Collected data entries
· · · · · · ·
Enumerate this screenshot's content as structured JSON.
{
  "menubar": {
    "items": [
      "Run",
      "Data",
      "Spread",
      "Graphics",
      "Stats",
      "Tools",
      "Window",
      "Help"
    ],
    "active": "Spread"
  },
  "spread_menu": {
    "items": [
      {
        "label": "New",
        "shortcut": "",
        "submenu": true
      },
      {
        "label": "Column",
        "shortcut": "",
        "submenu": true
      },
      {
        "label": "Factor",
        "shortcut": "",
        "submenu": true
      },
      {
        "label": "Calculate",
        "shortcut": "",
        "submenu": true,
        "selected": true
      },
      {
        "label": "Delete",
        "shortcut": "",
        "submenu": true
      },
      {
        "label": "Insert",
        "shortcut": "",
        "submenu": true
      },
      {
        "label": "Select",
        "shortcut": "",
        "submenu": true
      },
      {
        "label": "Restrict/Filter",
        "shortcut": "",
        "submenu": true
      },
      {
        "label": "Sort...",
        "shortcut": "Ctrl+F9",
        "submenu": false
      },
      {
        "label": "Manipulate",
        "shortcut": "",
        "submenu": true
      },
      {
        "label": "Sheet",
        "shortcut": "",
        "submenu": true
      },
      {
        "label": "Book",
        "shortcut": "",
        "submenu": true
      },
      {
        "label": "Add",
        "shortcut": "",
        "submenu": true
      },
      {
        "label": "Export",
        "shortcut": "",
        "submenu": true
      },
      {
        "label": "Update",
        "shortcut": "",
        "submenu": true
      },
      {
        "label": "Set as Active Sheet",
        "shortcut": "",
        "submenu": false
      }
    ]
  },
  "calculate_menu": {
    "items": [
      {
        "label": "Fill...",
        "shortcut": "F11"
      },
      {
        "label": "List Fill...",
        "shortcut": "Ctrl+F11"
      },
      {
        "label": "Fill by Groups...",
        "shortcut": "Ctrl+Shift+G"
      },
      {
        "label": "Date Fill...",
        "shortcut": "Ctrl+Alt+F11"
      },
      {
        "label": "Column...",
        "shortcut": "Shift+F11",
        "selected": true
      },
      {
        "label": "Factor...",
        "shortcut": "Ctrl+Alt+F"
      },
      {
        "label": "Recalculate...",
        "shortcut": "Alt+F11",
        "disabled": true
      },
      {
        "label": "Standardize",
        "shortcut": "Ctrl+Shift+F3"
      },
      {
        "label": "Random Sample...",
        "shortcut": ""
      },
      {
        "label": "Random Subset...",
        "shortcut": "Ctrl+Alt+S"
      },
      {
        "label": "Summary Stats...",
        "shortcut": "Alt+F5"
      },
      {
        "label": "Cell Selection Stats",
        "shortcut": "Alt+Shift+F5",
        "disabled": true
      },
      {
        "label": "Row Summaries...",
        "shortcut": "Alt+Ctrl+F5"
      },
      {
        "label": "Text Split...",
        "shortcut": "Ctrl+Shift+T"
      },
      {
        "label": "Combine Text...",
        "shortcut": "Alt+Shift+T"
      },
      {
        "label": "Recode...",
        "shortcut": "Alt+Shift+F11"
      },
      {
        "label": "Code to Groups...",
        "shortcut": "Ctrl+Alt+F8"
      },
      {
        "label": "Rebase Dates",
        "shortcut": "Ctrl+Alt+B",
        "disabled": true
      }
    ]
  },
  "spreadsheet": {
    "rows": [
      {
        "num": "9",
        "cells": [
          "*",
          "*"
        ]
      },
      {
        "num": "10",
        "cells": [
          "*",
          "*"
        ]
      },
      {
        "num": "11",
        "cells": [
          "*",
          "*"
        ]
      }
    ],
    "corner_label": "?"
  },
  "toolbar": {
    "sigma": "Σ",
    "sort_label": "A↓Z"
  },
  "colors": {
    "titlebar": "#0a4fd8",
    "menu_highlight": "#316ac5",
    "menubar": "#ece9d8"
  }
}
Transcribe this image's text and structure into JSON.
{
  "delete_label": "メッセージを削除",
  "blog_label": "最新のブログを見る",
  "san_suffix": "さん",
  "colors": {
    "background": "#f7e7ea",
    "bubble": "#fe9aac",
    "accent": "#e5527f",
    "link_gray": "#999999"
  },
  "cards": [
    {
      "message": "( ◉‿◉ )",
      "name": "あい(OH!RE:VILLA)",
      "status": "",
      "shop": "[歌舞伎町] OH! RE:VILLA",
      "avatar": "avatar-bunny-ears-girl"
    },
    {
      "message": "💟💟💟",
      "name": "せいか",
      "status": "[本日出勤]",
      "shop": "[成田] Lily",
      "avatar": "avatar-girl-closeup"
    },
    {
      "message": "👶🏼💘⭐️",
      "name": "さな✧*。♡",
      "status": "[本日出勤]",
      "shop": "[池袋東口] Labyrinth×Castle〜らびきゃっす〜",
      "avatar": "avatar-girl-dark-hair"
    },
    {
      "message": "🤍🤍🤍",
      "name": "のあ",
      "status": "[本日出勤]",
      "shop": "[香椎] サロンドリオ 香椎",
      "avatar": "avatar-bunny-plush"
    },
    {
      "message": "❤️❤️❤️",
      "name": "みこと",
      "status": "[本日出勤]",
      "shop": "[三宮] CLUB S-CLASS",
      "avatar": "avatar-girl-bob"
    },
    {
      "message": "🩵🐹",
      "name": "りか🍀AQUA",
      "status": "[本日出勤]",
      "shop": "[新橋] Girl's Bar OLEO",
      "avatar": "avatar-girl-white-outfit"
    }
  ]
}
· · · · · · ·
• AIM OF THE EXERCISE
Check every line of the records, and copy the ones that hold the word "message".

• RESULT FOR THIS TASK
      "message": "( ◉‿◉ )",
      "message": "💟💟💟",
      "message": "👶🏼💘⭐️",
      "message": "🤍🤍🤍",
      "message": "❤️❤️❤️",
      "message": "🩵🐹",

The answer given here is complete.